This week’s Tech Term is cramming and from my introduction it’s pretty clear that this doesn’t mean studying for an exam at the very last minute. According to the FCC cramming is the practice of placing unauthorized, misleading or deceptive charges on your telephone bill. Crammers rely on confusing telephone bills in an attempt to trick consumers into paying for services they did not authorize or receive, or that cost more than the consumer was led to believe.

Ooooohhh, rascally!

The charges are often for non-basic services such as Caller ID or Voice Mail but more recently text message cramming has become popular on mobile devices. Slick SMS services will text you with an offer for their product but buried in the message will be an opt-out option. You will be billed for the service unless you respond to the text.

Tricksy, very tricksy

You know, crammers really do give con-men a bad name. Where’s the artistry? This scam shows no creativity at all. No need to lay on the charm, no elaborate rouse to gain the trust of a mark. Crammers simply rely on the majority of us that rarely, if ever, analyze our phone bills and just pay. According to The New York Times a U.S. Senate committee investigation into land-line cramming put the dollar amount at $2 billion a year. That’s BILLION, with a B.

Obviously an excellent way to protect yourself from getting crammed is by going over your phone bills every month and immediately disputing any suspicious charges.

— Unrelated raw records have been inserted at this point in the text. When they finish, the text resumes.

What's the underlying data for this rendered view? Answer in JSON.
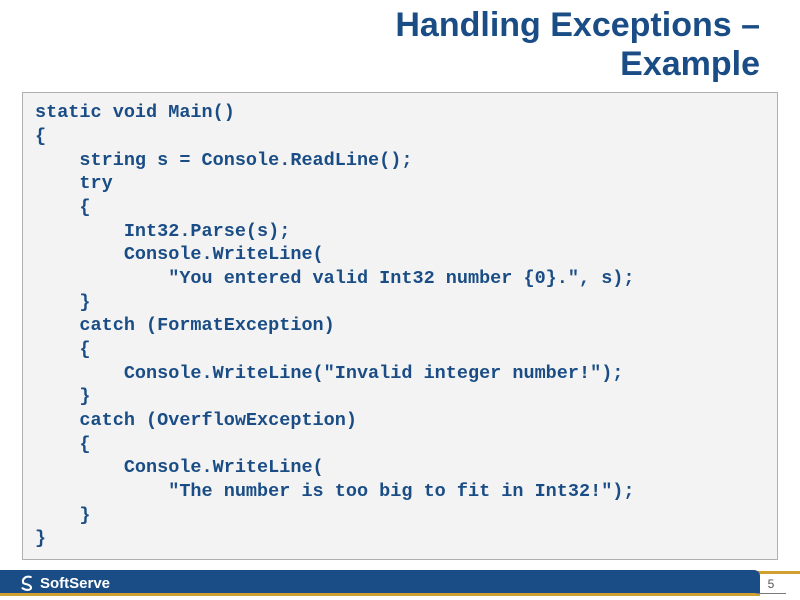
{
  "slide": {
    "title_line1": "Handling Exceptions –",
    "title_line2": "Example"
  },
  "code": {
    "lines": [
      "static void Main()",
      "{",
      "    string s = Console.ReadLine();",
      "    try",
      "    {",
      "        Int32.Parse(s);",
      "        Console.WriteLine(",
      "            \"You entered valid Int32 number {0}.\", s);",
      "    }",
      "    catch (FormatException)",
      "    {",
      "        Console.WriteLine(\"Invalid integer number!\");",
      "    }",
      "    catch (OverflowException)",
      "    {",
      "        Console.WriteLine(",
      "            \"The number is too big to fit in Int32!\");",
      "    }",
      "}"
    ]
  },
  "footer": {
    "brand": "SoftServe",
    "page_number": "5"
  },
  "colors": {
    "heading": "#1a4d85",
    "code_bg": "#f3f3f3",
    "footer_bg": "#1a4d85",
    "accent": "#d0a030"
  }
}
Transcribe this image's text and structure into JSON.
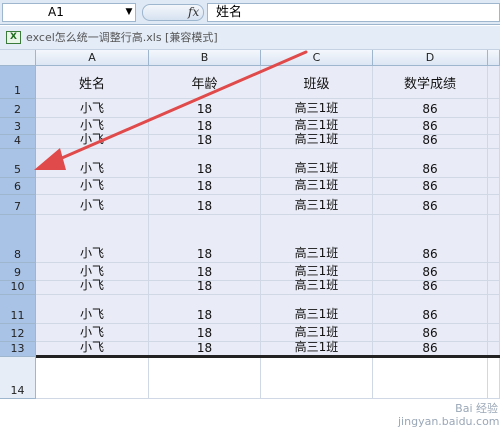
{
  "formula_bar": {
    "cell_ref": "A1",
    "dropdown_glyph": "▼",
    "fx_label": "fx",
    "value": "姓名"
  },
  "workbook": {
    "icon_label": "X",
    "title": "excel怎么统一调整行高.xls [兼容模式]"
  },
  "columns": [
    "A",
    "B",
    "C",
    "D"
  ],
  "rows": [
    {
      "num": "1",
      "cells": [
        "姓名",
        "年龄",
        "班级",
        "数学成绩"
      ]
    },
    {
      "num": "2",
      "cells": [
        "小飞",
        "18",
        "高三1班",
        "86"
      ]
    },
    {
      "num": "3",
      "cells": [
        "小飞",
        "18",
        "高三1班",
        "86"
      ]
    },
    {
      "num": "4",
      "cells": [
        "小飞",
        "18",
        "高三1班",
        "86"
      ]
    },
    {
      "num": "5",
      "cells": [
        "小飞",
        "18",
        "高三1班",
        "86"
      ]
    },
    {
      "num": "6",
      "cells": [
        "小飞",
        "18",
        "高三1班",
        "86"
      ]
    },
    {
      "num": "7",
      "cells": [
        "小飞",
        "18",
        "高三1班",
        "86"
      ]
    },
    {
      "num": "8",
      "cells": [
        "小飞",
        "18",
        "高三1班",
        "86"
      ]
    },
    {
      "num": "9",
      "cells": [
        "小飞",
        "18",
        "高三1班",
        "86"
      ]
    },
    {
      "num": "10",
      "cells": [
        "小飞",
        "18",
        "高三1班",
        "86"
      ]
    },
    {
      "num": "11",
      "cells": [
        "小飞",
        "18",
        "高三1班",
        "86"
      ]
    },
    {
      "num": "12",
      "cells": [
        "小飞",
        "18",
        "高三1班",
        "86"
      ]
    },
    {
      "num": "13",
      "cells": [
        "小飞",
        "18",
        "高三1班",
        "86"
      ]
    },
    {
      "num": "14",
      "cells": [
        "",
        "",
        "",
        ""
      ]
    }
  ],
  "selected_rows": [
    "1",
    "2",
    "3",
    "4",
    "5",
    "6",
    "7",
    "8",
    "9",
    "10",
    "11",
    "12",
    "13"
  ],
  "annotation": {
    "type": "red-arrow",
    "color": "#e04a4a"
  },
  "watermark": {
    "line1": "Bai 经验",
    "line2": "jingyan.baidu.com"
  },
  "colors": {
    "header_bg": "#dfe8f5",
    "selection": "#e9ebf6",
    "row_header_selected": "#a9c3e6",
    "arrow": "#e04a4a"
  }
}
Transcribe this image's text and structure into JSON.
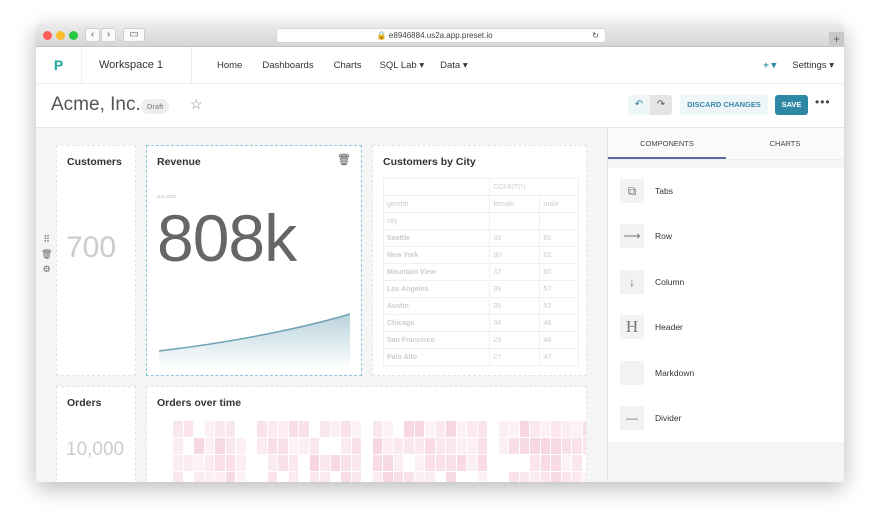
{
  "browser": {
    "url": "e8946884.us2a.app.preset.io"
  },
  "nav": {
    "logo": "P",
    "workspace": "Workspace 1",
    "items": [
      "Home",
      "Dashboards",
      "Charts",
      "SQL Lab ▾",
      "Data ▾"
    ],
    "add": "+ ▾",
    "settings": "Settings ▾"
  },
  "header": {
    "title": "Acme, Inc.",
    "badge": "Draft",
    "discard": "DISCARD CHANGES",
    "save": "SAVE"
  },
  "cards": {
    "customers": {
      "title": "Customers",
      "value": "700"
    },
    "revenue": {
      "title": "Revenue",
      "date": "Nov 2021",
      "value": "808k"
    },
    "city": {
      "title": "Customers by City",
      "metric": "COUNT(*)",
      "gender": "gender",
      "female": "female",
      "male": "male",
      "city": "city",
      "rows": [
        [
          "Seattle",
          "33",
          "66"
        ],
        [
          "New York",
          "30",
          "62"
        ],
        [
          "Mountain View",
          "32",
          "60"
        ],
        [
          "Los Angeles",
          "39",
          "57"
        ],
        [
          "Austin",
          "35",
          "53"
        ],
        [
          "Chicago",
          "34",
          "48"
        ],
        [
          "San Francisco",
          "29",
          "48"
        ],
        [
          "Palo Alto",
          "27",
          "47"
        ]
      ]
    },
    "orders": {
      "title": "Orders",
      "value": "10,000"
    },
    "orders_time": {
      "title": "Orders over time"
    }
  },
  "sidebar": {
    "tabs": [
      "COMPONENTS",
      "CHARTS"
    ],
    "items": [
      {
        "label": "Tabs",
        "icon": "tabs-icon"
      },
      {
        "label": "Row",
        "icon": "arrow-right-icon"
      },
      {
        "label": "Column",
        "icon": "arrow-down-icon"
      },
      {
        "label": "Header",
        "icon": "header-icon"
      },
      {
        "label": "Markdown",
        "icon": "code-icon"
      },
      {
        "label": "Divider",
        "icon": "divider-icon"
      }
    ]
  },
  "colors": {
    "accent": "#2e88a5",
    "logo": "#20a7a0",
    "heat": "#e8a0b0"
  }
}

If you’ve been the victim of cramming you can file a complaint with the Federal Communications Commission or the Federal Trade Commission if you see suspect non-telephone services on your telephone bill.

Cramming, your Pop Tech Jam tech term of the week.

Click Here to Listen to Episode 06